For example, NBA fans did not understand why the Philadelphia 76ers would draft a center named Joel Embiid with the third overall pick after using the sixth overall pick on Nerlens Noel the year prior. Years later, it is obvious that Embiid was the right selection.

Conversely, the Golden State Warriors chose to pass on a generational talent in LaMelo Ball to draft James Wiseman because they needed a center. Just two years later, Golden State is outwardly trying to trade Wiseman, and LaMelo Ball is well on his way to superstardom.

The Boston Celtics drafted two very similar players in consecutive years when they selected Jaylen Brown in 2016 and Jayson Tatum in 2017. While the fit might not have been seamless, those selections have proven to be wise ones.

These examples all involve top-five picks, and the talent gap between prospects becomes significantly smaller towards the end of the lottery, but the principal remains the same.

Finding A Balance Between Immediate Help and Long-Term Upside

Addressing an immediate need while also selecting the player that the front office sees as the best player available is a dream scenario for any team. It is also a scenario that is difficult to come by.

However, there is some middle ground between drafting for need and drafting the best player available, and that middle ground will be pertinent to the Hornets draft strategy this week. At some point, the gap between the most talented player on the board and the one that fits an immediate need is miniscule enough to justify taking the player that can benefit your team more quickly.
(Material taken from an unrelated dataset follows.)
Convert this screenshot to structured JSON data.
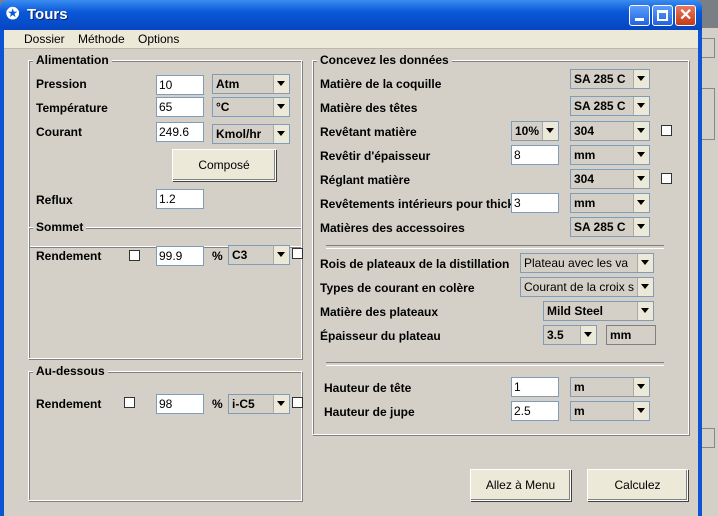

In this draft, a player like Jeremy Sochan has been linked to the Hornets, and he would theoretically give the Hornets the versatile wing defender that they desperately need, even if it comes a few years down the road.
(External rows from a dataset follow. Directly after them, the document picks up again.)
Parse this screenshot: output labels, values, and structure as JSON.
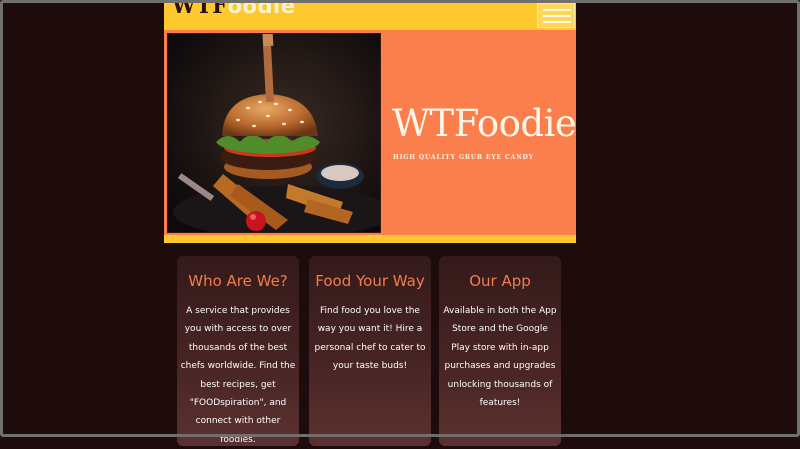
{
  "header": {
    "logo_part1": "WTF",
    "logo_part2": "oodie",
    "menu_icon": "hamburger-menu-icon"
  },
  "hero": {
    "image_alt": "burger",
    "title": "WTFoodie",
    "tagline": "HIGH QUALITY GRUB EYE CANDY"
  },
  "cards": [
    {
      "title": "Who Are We?",
      "body": "A service that provides you with access to over thousands of the best chefs worldwide. Find the best recipes, get \"FOODspiration\", and connect with other foodies."
    },
    {
      "title": "Food Your Way",
      "body": "Find food you love the way you want it! Hire a personal chef to cater to your taste buds!"
    },
    {
      "title": "Our App",
      "body": "Available in both the App Store and the Google Play store with in-app purchases and upgrades unlocking thousands of features!"
    }
  ],
  "colors": {
    "page_bg": "#1e0c0d",
    "yellow": "#fdc92e",
    "orange": "#fa7f4d",
    "card_title": "#f47b4c"
  }
}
Compare Sochan to a player such as Johnny Davis, who would provide guard depth more quickly for the Hornets, but might not have Sochan’s upside, and the decision becomes more difficult.

So, What Should the Hornets Do?

If Mitch Kupchak and Michael Jordan think that Jalen Duren, Mark Williams, or another prospect can immediately plug a hole in this roster and is also the best player on the board, then they should draft that prospect. However, they should not draft any player on the basis of that player providing immediate help next season. Holding two top-15 picks allows the Hornets some flexibility but picking the best player available at both spots is the best strategy for the Hornets.

Hornets fans are desperate for postseason success and calls for patience fall on deaf ears seeing as Hornets fans have not witnessed a playoff series victory since 2002. However, even players that are touted as immediate contributors must acclimate upon arriving to the league. With that in mind, drafting for a potential upgrade at a position of need should be spurned in favor of a higher-ceiling player who is more skilled, even if the immediate fit is imperfect.

Obviously, the Hornets should address the center position, backup point guard, and their overall team defense this summer. However, addressing an immediate need through the draft at the expense of players who can potentially supply more value in the long term is a move that other teams have made and then regretted more often than not.